== Source information

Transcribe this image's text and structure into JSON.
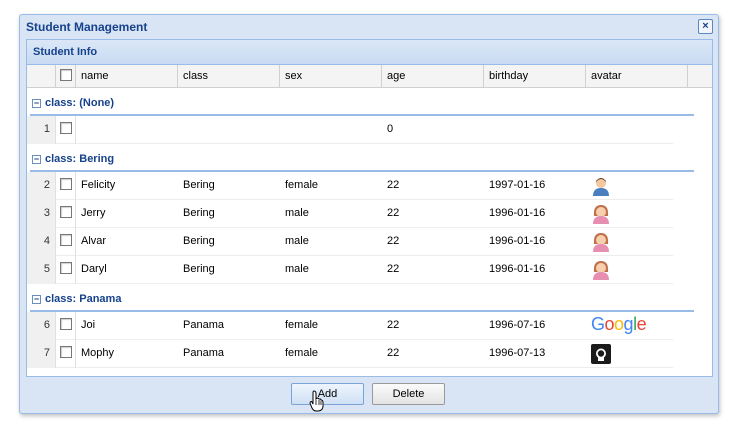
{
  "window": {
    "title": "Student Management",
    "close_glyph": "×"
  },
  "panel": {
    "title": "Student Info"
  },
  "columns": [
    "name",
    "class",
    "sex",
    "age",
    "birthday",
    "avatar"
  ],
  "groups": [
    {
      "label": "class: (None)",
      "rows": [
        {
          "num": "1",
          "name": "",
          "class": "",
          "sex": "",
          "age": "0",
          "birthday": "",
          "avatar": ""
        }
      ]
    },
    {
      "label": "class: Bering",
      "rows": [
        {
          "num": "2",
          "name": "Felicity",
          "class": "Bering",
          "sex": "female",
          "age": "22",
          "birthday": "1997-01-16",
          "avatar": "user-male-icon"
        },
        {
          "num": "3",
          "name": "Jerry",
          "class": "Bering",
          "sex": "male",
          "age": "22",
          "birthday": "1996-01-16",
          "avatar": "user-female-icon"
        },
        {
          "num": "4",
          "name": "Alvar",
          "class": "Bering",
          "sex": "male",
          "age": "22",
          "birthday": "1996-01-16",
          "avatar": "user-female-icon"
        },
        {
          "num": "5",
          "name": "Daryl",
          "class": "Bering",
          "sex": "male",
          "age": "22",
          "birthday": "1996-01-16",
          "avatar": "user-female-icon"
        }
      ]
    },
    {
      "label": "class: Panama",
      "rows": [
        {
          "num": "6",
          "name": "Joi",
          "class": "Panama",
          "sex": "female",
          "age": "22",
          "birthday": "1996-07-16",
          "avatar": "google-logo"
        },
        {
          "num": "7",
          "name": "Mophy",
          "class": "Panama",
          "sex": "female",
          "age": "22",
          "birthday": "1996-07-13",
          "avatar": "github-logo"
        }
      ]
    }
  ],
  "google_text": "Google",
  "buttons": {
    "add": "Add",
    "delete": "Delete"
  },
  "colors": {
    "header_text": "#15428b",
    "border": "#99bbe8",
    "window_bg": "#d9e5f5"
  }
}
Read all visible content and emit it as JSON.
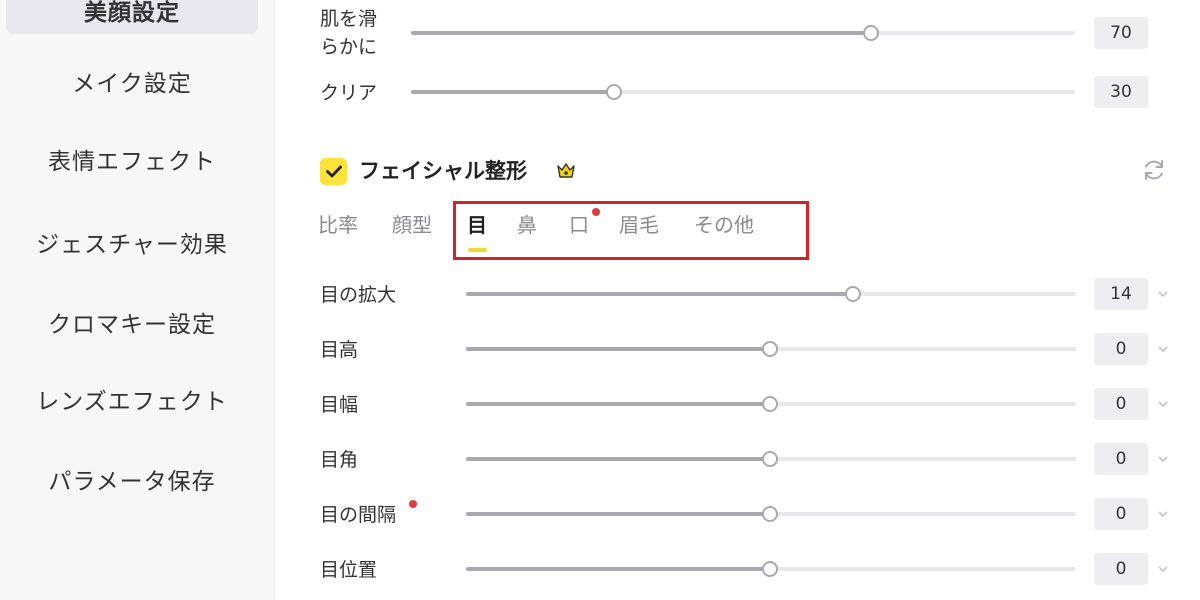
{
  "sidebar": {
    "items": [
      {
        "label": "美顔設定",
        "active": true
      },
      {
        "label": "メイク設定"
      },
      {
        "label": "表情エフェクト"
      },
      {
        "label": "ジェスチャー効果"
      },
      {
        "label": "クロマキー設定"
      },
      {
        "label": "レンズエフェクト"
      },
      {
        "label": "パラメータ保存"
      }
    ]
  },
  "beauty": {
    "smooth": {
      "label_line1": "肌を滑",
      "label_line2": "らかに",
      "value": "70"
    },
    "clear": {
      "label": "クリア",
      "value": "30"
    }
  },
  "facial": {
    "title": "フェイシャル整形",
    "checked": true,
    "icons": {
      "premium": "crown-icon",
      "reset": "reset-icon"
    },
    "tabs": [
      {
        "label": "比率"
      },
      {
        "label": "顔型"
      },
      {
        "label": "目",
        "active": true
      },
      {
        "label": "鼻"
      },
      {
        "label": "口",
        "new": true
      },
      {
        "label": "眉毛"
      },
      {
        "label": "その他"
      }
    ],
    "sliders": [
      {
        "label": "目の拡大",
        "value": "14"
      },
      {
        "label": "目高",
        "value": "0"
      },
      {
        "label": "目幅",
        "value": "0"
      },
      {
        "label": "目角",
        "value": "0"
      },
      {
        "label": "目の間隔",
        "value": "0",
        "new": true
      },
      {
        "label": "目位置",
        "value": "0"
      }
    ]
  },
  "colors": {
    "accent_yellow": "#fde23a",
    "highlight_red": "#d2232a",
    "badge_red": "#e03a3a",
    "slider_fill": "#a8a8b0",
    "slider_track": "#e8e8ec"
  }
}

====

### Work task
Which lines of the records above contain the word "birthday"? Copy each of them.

### Response
    "birthday",
          "birthday": "",
          "birthday": "1997-01-16",
          "birthday": "1996-01-16",
          "birthday": "1996-01-16",
          "birthday": "1996-01-16",
          "birthday": "1996-07-16",
          "birthday": "1996-07-13",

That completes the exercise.